WHAT THIS TASK INVOLVES -
Write out the full listing again, exactly as it stands.

SUPPLIED INFORMATION -
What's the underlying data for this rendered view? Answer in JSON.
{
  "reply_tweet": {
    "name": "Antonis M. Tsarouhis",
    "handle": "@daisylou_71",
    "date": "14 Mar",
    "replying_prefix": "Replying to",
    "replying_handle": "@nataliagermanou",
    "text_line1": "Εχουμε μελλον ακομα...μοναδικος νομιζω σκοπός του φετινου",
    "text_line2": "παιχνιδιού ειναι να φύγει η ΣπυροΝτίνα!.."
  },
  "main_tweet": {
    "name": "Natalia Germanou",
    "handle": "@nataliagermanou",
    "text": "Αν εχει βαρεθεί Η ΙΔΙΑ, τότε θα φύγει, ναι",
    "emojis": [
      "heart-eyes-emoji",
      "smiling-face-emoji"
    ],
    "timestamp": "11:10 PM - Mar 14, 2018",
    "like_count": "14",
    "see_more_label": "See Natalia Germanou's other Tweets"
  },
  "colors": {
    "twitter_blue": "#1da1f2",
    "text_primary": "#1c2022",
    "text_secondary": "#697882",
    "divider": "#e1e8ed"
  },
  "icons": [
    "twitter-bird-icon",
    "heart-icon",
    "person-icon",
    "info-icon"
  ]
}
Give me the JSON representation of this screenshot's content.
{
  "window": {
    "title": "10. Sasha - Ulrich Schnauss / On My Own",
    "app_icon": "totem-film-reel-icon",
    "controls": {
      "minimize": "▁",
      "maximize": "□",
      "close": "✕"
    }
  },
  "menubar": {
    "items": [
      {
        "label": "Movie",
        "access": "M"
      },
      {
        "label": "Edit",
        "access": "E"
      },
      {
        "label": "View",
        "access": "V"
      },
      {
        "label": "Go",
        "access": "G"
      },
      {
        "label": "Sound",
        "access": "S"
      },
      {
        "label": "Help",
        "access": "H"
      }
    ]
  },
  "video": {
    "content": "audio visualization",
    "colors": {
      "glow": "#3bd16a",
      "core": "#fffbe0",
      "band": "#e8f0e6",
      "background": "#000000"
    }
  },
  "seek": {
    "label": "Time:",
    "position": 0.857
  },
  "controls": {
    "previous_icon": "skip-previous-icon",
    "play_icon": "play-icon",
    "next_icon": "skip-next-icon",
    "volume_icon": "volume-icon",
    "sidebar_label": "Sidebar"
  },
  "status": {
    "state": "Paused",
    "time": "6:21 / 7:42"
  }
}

FINAL ANSWER -
What's the underlying data for this rendered view? Answer in JSON.
{
  "reply_tweet": {
    "name": "Antonis M. Tsarouhis",
    "handle": "@daisylou_71",
    "date": "14 Mar",
    "replying_prefix": "Replying to",
    "replying_handle": "@nataliagermanou",
    "text_line1": "Εχουμε μελλον ακομα...μοναδικος νομιζω σκοπός του φετινου",
    "text_line2": "παιχνιδιού ειναι να φύγει η ΣπυροΝτίνα!.."
  },
  "main_tweet": {
    "name": "Natalia Germanou",
    "handle": "@nataliagermanou",
    "text": "Αν εχει βαρεθεί Η ΙΔΙΑ, τότε θα φύγει, ναι",
    "emojis": [
      "heart-eyes-emoji",
      "smiling-face-emoji"
    ],
    "timestamp": "11:10 PM - Mar 14, 2018",
    "like_count": "14",
    "see_more_label": "See Natalia Germanou's other Tweets"
  },
  "colors": {
    "twitter_blue": "#1da1f2",
    "text_primary": "#1c2022",
    "text_secondary": "#697882",
    "divider": "#e1e8ed"
  },
  "icons": [
    "twitter-bird-icon",
    "heart-icon",
    "person-icon",
    "info-icon"
  ]
}
Give me the JSON representation of this screenshot's content.
{
  "window": {
    "title": "10. Sasha - Ulrich Schnauss / On My Own",
    "app_icon": "totem-film-reel-icon",
    "controls": {
      "minimize": "▁",
      "maximize": "□",
      "close": "✕"
    }
  },
  "menubar": {
    "items": [
      {
        "label": "Movie",
        "access": "M"
      },
      {
        "label": "Edit",
        "access": "E"
      },
      {
        "label": "View",
        "access": "V"
      },
      {
        "label": "Go",
        "access": "G"
      },
      {
        "label": "Sound",
        "access": "S"
      },
      {
        "label": "Help",
        "access": "H"
      }
    ]
  },
  "video": {
    "content": "audio visualization",
    "colors": {
      "glow": "#3bd16a",
      "core": "#fffbe0",
      "band": "#e8f0e6",
      "background": "#000000"
    }
  },
  "seek": {
    "label": "Time:",
    "position": 0.857
  },
  "controls": {
    "previous_icon": "skip-previous-icon",
    "play_icon": "play-icon",
    "next_icon": "skip-next-icon",
    "volume_icon": "volume-icon",
    "sidebar_label": "Sidebar"
  },
  "status": {
    "state": "Paused",
    "time": "6:21 / 7:42"
  }
}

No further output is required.